What I learned in South Africa is that for Punch to grow to be all it can be, I need to pitch in to help in the development of the region's creative sector as a whole.

My mission now is to act beyond my organisation to assist in the establishment of the creative sector as a highly valued contributor to the local economy.

We need to improve our value proposition as a region and create a competitive advantage that firmly establishes Birmingham and the UK as significant players in the global creative economy.

My experience in Cape Town showed me that the creative industries can deliver these objectives.

My business, Punch Records, (www.punch-records.co.uk) is an artist-led music development agency known throughout the UK for its successful music promotions, events, productions, marketing and educational work.

Punch began by developing pioneering music activities for young people in and out of schools, and today it commissions and produces theatre, dance, music, visual arts, heritage and film. …

The rest of this article is only available to active members of Questia

Sign up now for a free, 1-day trial and receive full access to:

  • Questia's entire collection
  • Automatic bibliography creation
  • More helpful research tools like notes, citations, and highlights
  • Ad-free environment

Already a member? Log in now.

Notes for this article
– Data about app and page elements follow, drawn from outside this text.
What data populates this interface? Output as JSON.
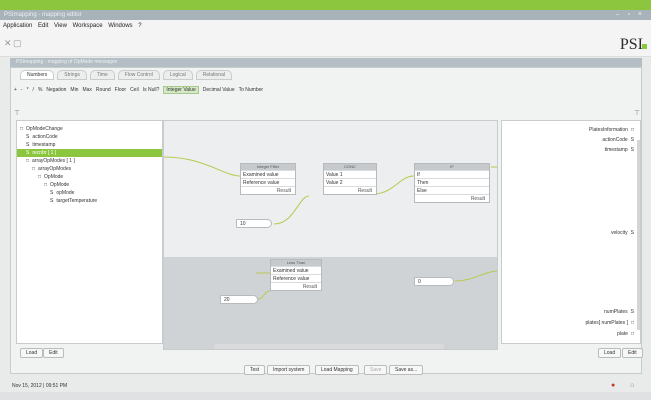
{
  "window": {
    "title": "PSImapping - mapping editor",
    "controls": "– ▫ ×"
  },
  "menu": [
    "Application",
    "Edit",
    "View",
    "Workspace",
    "Windows",
    "?"
  ],
  "brand": {
    "logo": "PSI",
    "accent": "#8cc63f"
  },
  "editor_title": "PSImapping - mapping of OpMode messages",
  "tabs": [
    {
      "label": "Numbers",
      "active": true
    },
    {
      "label": "Strings",
      "active": false
    },
    {
      "label": "Time",
      "active": false
    },
    {
      "label": "Flow Control",
      "active": false
    },
    {
      "label": "Logical",
      "active": false
    },
    {
      "label": "Relational",
      "active": false
    }
  ],
  "functions": [
    "+",
    "-",
    "*",
    "/",
    "%",
    "Negation",
    "Min",
    "Max",
    "Round",
    "Floor",
    "Ceil",
    "Is Null?",
    "Integer Value",
    "Decimal Value",
    "To Number"
  ],
  "functions_selected": "Integer Value",
  "left_tree": [
    {
      "label": "OpModeChange",
      "indent": 0,
      "prefix": "□",
      "selected": false
    },
    {
      "label": "actionCode",
      "indent": 1,
      "prefix": "S",
      "selected": false
    },
    {
      "label": "timestamp",
      "indent": 1,
      "prefix": "S",
      "selected": false
    },
    {
      "label": "recnbr [ 1 ]",
      "indent": 1,
      "prefix": "S",
      "selected": true
    },
    {
      "label": "arrayOpModes [ 1 ]",
      "indent": 1,
      "prefix": "□",
      "selected": false
    },
    {
      "label": "arrayOpModes",
      "indent": 2,
      "prefix": "□",
      "selected": false
    },
    {
      "label": "OpMode",
      "indent": 3,
      "prefix": "□",
      "selected": false
    },
    {
      "label": "OpMode",
      "indent": 4,
      "prefix": "□",
      "selected": false
    },
    {
      "label": "opMode",
      "indent": 5,
      "prefix": "S",
      "selected": false
    },
    {
      "label": "targetTemperature",
      "indent": 5,
      "prefix": "S",
      "selected": false
    }
  ],
  "left_buttons": {
    "load": "Load",
    "edit": "Edit"
  },
  "nodes": {
    "integer_filter": {
      "title": "Integer Filter",
      "rows": [
        "Examined value",
        "Reference value"
      ],
      "result": "Result"
    },
    "concat": {
      "title": "CONC",
      "rows": [
        "Value 1",
        "Value 2"
      ],
      "result": "Result"
    },
    "if_node": {
      "title": "IF",
      "rows": [
        "If",
        "Then",
        "Else"
      ],
      "result": "Result"
    },
    "less_than": {
      "title": "Less Than",
      "rows": [
        "Examined value",
        "Reference value"
      ],
      "result": "Result"
    }
  },
  "constants": {
    "c1": "10",
    "c2": "20",
    "c3": "0"
  },
  "right_tree": [
    {
      "label": "PlatesInformation",
      "prefix": "□"
    },
    {
      "label": "actionCode",
      "prefix": "S"
    },
    {
      "label": "timestamp",
      "prefix": "S"
    },
    {
      "label": "velocity",
      "prefix": "S"
    },
    {
      "label": "numPlates",
      "prefix": "S"
    },
    {
      "label": "plates[ numPlates ]",
      "prefix": "□"
    },
    {
      "label": "plate",
      "prefix": "□"
    }
  ],
  "right_buttons": {
    "load": "Load",
    "edit": "Edit"
  },
  "bottom_buttons": {
    "test": "Test",
    "import": "Import system",
    "load_mapping": "Load Mapping",
    "save": "Save",
    "save_as": "Save as..."
  },
  "status": {
    "datetime": "Nov 15, 2012 | 09:51 PM"
  }
}
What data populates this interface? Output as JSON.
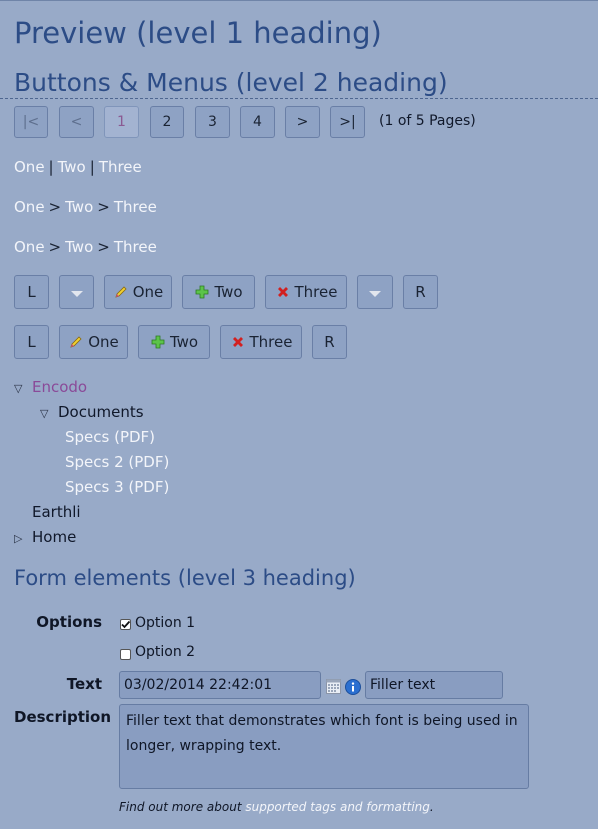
{
  "headings": {
    "h1": "Preview (level 1 heading)",
    "h2": "Buttons & Menus (level 2 heading)",
    "h3": "Form elements (level 3 heading)"
  },
  "pager": {
    "first": "|<",
    "prev": "<",
    "pages": [
      "1",
      "2",
      "3",
      "4"
    ],
    "current": "1",
    "next": ">",
    "last": ">|",
    "info": "(1 of 5 Pages)"
  },
  "breadcrumbs": [
    {
      "items": [
        "One",
        "Two",
        "Three"
      ],
      "separator": "|"
    },
    {
      "items": [
        "One",
        "Two",
        "Three"
      ],
      "separator": ">"
    },
    {
      "items": [
        "One",
        "Two",
        "Three"
      ],
      "separator": ">"
    }
  ],
  "button_row1": {
    "left": "L",
    "one": "One",
    "two": "Two",
    "three": "Three",
    "right": "R"
  },
  "button_row2": {
    "left": "L",
    "one": "One",
    "two": "Two",
    "three": "Three",
    "right": "R"
  },
  "tree": {
    "root": "Encodo",
    "folder": "Documents",
    "files": [
      "Specs (PDF)",
      "Specs 2 (PDF)",
      "Specs 3 (PDF)"
    ],
    "sibling": "Earthli",
    "home": "Home"
  },
  "form": {
    "options_label": "Options",
    "option1": "Option 1",
    "option1_checked": true,
    "option2": "Option 2",
    "option2_checked": false,
    "text_label": "Text",
    "date_value": "03/02/2014 22:42:01",
    "text_value": "Filler text",
    "description_label": "Description",
    "description_value": "Filler text that demonstrates which font is being used in longer, wrapping text.",
    "hint_prefix": "Find out more about ",
    "hint_link": "supported tags and formatting",
    "hint_suffix": "."
  },
  "icons": {
    "one": "pencil-icon",
    "two": "plus-icon",
    "three": "delete-x-icon",
    "calendar": "calendar-icon",
    "info": "info-icon"
  },
  "colors": {
    "background": "#98aac8",
    "heading": "#2c4c86",
    "link": "#f3f5fa",
    "visited": "#8a4a98"
  }
}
Add a new note
If you are trying to select text to create highlights or citations, remember that you must now click or tap on the first word, and then click or tap on the last word.
One moment ...
Default project is now your active project.
Project items

Items saved from this article
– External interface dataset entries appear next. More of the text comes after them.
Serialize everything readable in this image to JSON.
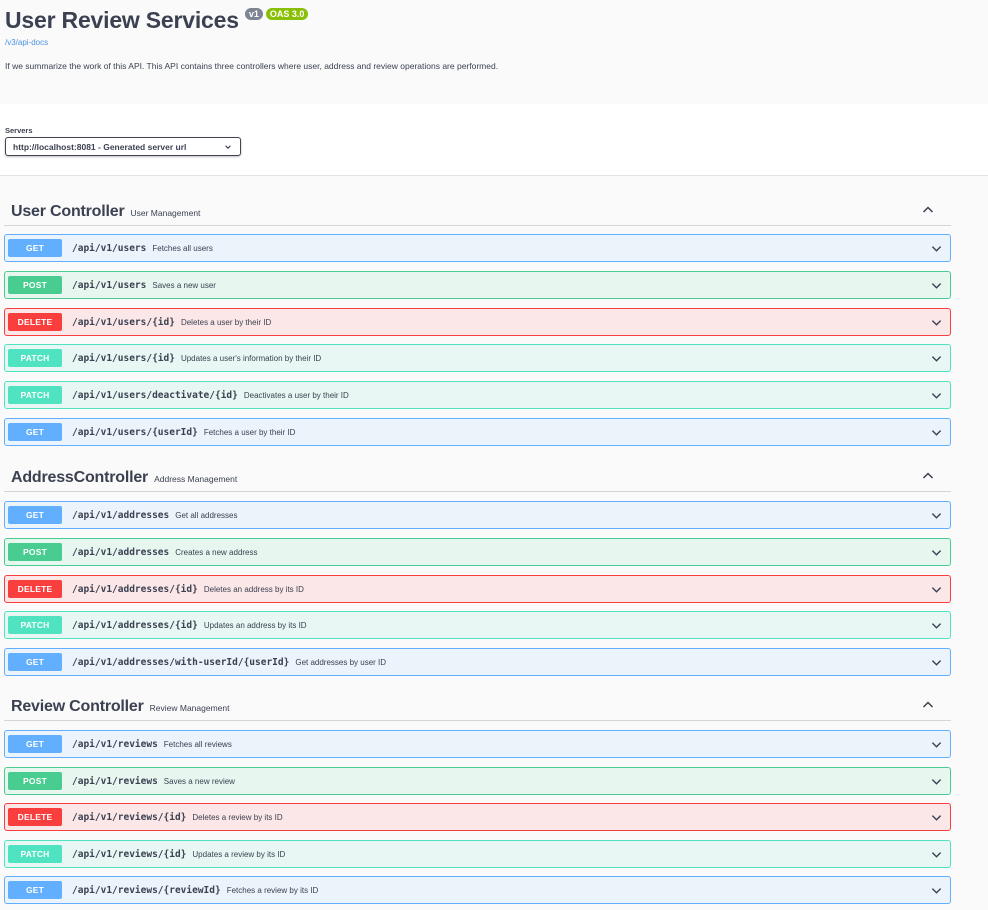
{
  "info": {
    "title": "User Review Services",
    "version_badge": "v1",
    "oas_badge": "OAS 3.0",
    "docs_link": "/v3/api-docs",
    "description": "If we summarize the work of this API. This API contains three controllers where user, address and review operations are performed."
  },
  "servers": {
    "label": "Servers",
    "selected": "http://localhost:8081 - Generated server url"
  },
  "tags": [
    {
      "name": "User Controller",
      "description": "User Management",
      "operations": [
        {
          "method": "GET",
          "path": "/api/v1/users",
          "summary": "Fetches all users"
        },
        {
          "method": "POST",
          "path": "/api/v1/users",
          "summary": "Saves a new user"
        },
        {
          "method": "DELETE",
          "path": "/api/v1/users/{id}",
          "summary": "Deletes a user by their ID"
        },
        {
          "method": "PATCH",
          "path": "/api/v1/users/{id}",
          "summary": "Updates a user's information by their ID"
        },
        {
          "method": "PATCH",
          "path": "/api/v1/users/deactivate/{id}",
          "summary": "Deactivates a user by their ID"
        },
        {
          "method": "GET",
          "path": "/api/v1/users/{userId}",
          "summary": "Fetches a user by their ID"
        }
      ]
    },
    {
      "name": "AddressController",
      "description": "Address Management",
      "operations": [
        {
          "method": "GET",
          "path": "/api/v1/addresses",
          "summary": "Get all addresses"
        },
        {
          "method": "POST",
          "path": "/api/v1/addresses",
          "summary": "Creates a new address"
        },
        {
          "method": "DELETE",
          "path": "/api/v1/addresses/{id}",
          "summary": "Deletes an address by its ID"
        },
        {
          "method": "PATCH",
          "path": "/api/v1/addresses/{id}",
          "summary": "Updates an address by its ID"
        },
        {
          "method": "GET",
          "path": "/api/v1/addresses/with-userId/{userId}",
          "summary": "Get addresses by user ID"
        }
      ]
    },
    {
      "name": "Review Controller",
      "description": "Review Management",
      "operations": [
        {
          "method": "GET",
          "path": "/api/v1/reviews",
          "summary": "Fetches all reviews"
        },
        {
          "method": "POST",
          "path": "/api/v1/reviews",
          "summary": "Saves a new review"
        },
        {
          "method": "DELETE",
          "path": "/api/v1/reviews/{id}",
          "summary": "Deletes a review by its ID"
        },
        {
          "method": "PATCH",
          "path": "/api/v1/reviews/{id}",
          "summary": "Updates a review by its ID"
        },
        {
          "method": "GET",
          "path": "/api/v1/reviews/{reviewId}",
          "summary": "Fetches a review by its ID"
        }
      ]
    }
  ],
  "icons": {
    "tag_toggle": "chevron-up-icon",
    "operation_toggle": "chevron-down-icon",
    "server_select": "chevron-down-icon"
  },
  "colors": {
    "get": "#61affe",
    "post": "#49cc90",
    "delete": "#f93e3e",
    "patch": "#50e3c2",
    "oas_badge": "#89bf04",
    "version_badge": "#7d8492"
  }
}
This article has been saved
Highlights (0)
Some of your highlights are legacy items.

Highlights saved before July 30, 2012 will not be displayed on their respective source pages.

You can easily re-create the highlights by opening the book page or article, selecting the text, and clicking “Highlight.”

Citations (0)
Some of your citations are legacy items.

Any citation created before July 30, 2012 will labeled as a “Cited page.” New citations will be saved as cited passages, pages or articles.

We also added the ability to view new citations from your projects or the book or article where you created them.

Notes (0)
Bookmarks (0)

You have no saved items from this article

Project items include:
  • Saved book/article
  • Highlights
  • Quotes/citations
  • Notes
  • Bookmarks
Notes
Cite this article

Cited article

Style
Citations are available only to our active members.
Sign up now to cite pages or passages in MLA, APA and Chicago citation styles.

(Einhorn, 1992, p. 25)

(Einhorn 25)

1

1. Lois J. Einhorn, Abraham Lincoln, the Orator: Penetrating the Lincoln Legend (Westport, CT: Greenwood Press, 1992), 25, http://www.questia.com/read/27419298.

Cited article

Lessons That Deliver a Punch; CREATIVE Ammo Talwar Discusses His Time in South Africa on a Placement as Part of the UK's Cultural Leadership Programme and How the Creative Industries Can Help Birmingham Find a Competitive Advantage on a Global Scale
Settings

Settings

Typeface
Text size Smaller Larger Reset View mode
Search within

Search within this article

Look up

Look up a word

  • Dictionary
  • Thesaurus
Please submit a word or phrase above.
Print this page

Print this page

Why can't I print more than one page at a time?

Full screen

matching results for page

Cited passage

Style
Citations are available only to our active members.
Sign up now to cite pages or passages in MLA, APA and Chicago citation styles.

"Portraying himself as an honest, ordinary person helped Lincoln identify with his audiences." (Einhorn, 1992, p. 25).

"Portraying himself as an honest, ordinary person helped Lincoln identify with his audiences." (Einhorn 25)

"Portraying himself as an honest, ordinary person helped Lincoln identify with his audiences."1

1. Lois J. Einhorn, Abraham Lincoln, the Orator: Penetrating the Lincoln Legend (Westport, CT: Greenwood Press, 1992), 25, http://www.questia.com/read/27419298.

Cited passage

Thanks for trying Questia!

Please continue trying out our research tools, but please note, full functionality is available only to our active members.

Your work will be lost once you leave this Web page.

For full access in an ad-free environment, sign up now for a FREE, 1-day trial.

Already a member? Log in now.